> _What is needed_:
Go through the entries below and retype them exactly, omitting each picture.

==== Materials provided ====

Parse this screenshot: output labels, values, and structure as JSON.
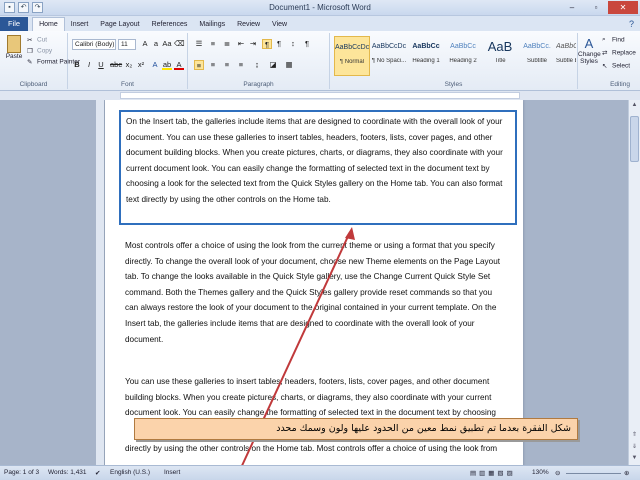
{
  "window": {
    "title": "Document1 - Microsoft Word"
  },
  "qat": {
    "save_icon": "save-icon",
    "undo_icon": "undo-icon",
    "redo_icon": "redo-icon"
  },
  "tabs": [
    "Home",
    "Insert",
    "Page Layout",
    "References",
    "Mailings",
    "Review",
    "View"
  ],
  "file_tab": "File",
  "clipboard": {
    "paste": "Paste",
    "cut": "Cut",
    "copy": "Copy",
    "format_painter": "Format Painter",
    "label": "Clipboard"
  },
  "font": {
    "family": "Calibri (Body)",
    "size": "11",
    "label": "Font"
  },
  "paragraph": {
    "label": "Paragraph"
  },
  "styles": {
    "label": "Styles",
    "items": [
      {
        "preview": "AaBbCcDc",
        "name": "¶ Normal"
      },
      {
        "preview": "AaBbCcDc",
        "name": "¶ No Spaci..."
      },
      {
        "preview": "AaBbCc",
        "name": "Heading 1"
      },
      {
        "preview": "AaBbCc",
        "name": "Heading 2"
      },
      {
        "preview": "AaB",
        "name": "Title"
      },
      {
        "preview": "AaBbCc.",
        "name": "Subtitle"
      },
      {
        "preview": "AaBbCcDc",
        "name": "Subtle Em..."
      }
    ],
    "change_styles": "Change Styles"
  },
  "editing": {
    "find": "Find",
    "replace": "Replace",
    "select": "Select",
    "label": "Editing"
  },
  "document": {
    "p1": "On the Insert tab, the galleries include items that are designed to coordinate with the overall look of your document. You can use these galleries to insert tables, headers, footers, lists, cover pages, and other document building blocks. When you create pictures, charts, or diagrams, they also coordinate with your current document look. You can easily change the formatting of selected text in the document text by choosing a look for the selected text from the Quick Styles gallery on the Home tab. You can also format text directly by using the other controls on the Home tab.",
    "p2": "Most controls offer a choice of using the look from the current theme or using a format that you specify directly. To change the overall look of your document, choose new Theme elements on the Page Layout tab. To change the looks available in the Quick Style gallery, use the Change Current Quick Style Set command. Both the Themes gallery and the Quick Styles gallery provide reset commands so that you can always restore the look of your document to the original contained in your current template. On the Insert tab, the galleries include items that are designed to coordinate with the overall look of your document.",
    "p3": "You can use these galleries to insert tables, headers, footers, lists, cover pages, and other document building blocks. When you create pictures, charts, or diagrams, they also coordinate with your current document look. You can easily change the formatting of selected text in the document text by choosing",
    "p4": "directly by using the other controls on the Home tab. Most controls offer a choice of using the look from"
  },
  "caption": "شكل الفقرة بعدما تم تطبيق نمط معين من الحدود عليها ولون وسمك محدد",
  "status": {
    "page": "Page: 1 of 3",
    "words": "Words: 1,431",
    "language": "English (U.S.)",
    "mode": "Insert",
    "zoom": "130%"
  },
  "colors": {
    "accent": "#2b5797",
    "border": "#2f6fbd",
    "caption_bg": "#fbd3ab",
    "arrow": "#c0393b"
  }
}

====

> _Response_:
Parse this screenshot: output labels, values, and structure as JSON.
{
  "window": {
    "title": "Document1 - Microsoft Word"
  },
  "qat": {
    "save_icon": "save-icon",
    "undo_icon": "undo-icon",
    "redo_icon": "redo-icon"
  },
  "tabs": [
    "Home",
    "Insert",
    "Page Layout",
    "References",
    "Mailings",
    "Review",
    "View"
  ],
  "file_tab": "File",
  "clipboard": {
    "paste": "Paste",
    "cut": "Cut",
    "copy": "Copy",
    "format_painter": "Format Painter",
    "label": "Clipboard"
  },
  "font": {
    "family": "Calibri (Body)",
    "size": "11",
    "label": "Font"
  },
  "paragraph": {
    "label": "Paragraph"
  },
  "styles": {
    "label": "Styles",
    "items": [
      {
        "preview": "AaBbCcDc",
        "name": "¶ Normal"
      },
      {
        "preview": "AaBbCcDc",
        "name": "¶ No Spaci..."
      },
      {
        "preview": "AaBbCc",
        "name": "Heading 1"
      },
      {
        "preview": "AaBbCc",
        "name": "Heading 2"
      },
      {
        "preview": "AaB",
        "name": "Title"
      },
      {
        "preview": "AaBbCc.",
        "name": "Subtitle"
      },
      {
        "preview": "AaBbCcDc",
        "name": "Subtle Em..."
      }
    ],
    "change_styles": "Change Styles"
  },
  "editing": {
    "find": "Find",
    "replace": "Replace",
    "select": "Select",
    "label": "Editing"
  },
  "document": {
    "p1": "On the Insert tab, the galleries include items that are designed to coordinate with the overall look of your document. You can use these galleries to insert tables, headers, footers, lists, cover pages, and other document building blocks. When you create pictures, charts, or diagrams, they also coordinate with your current document look. You can easily change the formatting of selected text in the document text by choosing a look for the selected text from the Quick Styles gallery on the Home tab. You can also format text directly by using the other controls on the Home tab.",
    "p2": "Most controls offer a choice of using the look from the current theme or using a format that you specify directly. To change the overall look of your document, choose new Theme elements on the Page Layout tab. To change the looks available in the Quick Style gallery, use the Change Current Quick Style Set command. Both the Themes gallery and the Quick Styles gallery provide reset commands so that you can always restore the look of your document to the original contained in your current template. On the Insert tab, the galleries include items that are designed to coordinate with the overall look of your document.",
    "p3": "You can use these galleries to insert tables, headers, footers, lists, cover pages, and other document building blocks. When you create pictures, charts, or diagrams, they also coordinate with your current document look. You can easily change the formatting of selected text in the document text by choosing",
    "p4": "directly by using the other controls on the Home tab. Most controls offer a choice of using the look from"
  },
  "caption": "شكل الفقرة بعدما تم تطبيق نمط معين من الحدود عليها ولون وسمك محدد",
  "status": {
    "page": "Page: 1 of 3",
    "words": "Words: 1,431",
    "language": "English (U.S.)",
    "mode": "Insert",
    "zoom": "130%"
  },
  "colors": {
    "accent": "#2b5797",
    "border": "#2f6fbd",
    "caption_bg": "#fbd3ab",
    "arrow": "#c0393b"
  }
}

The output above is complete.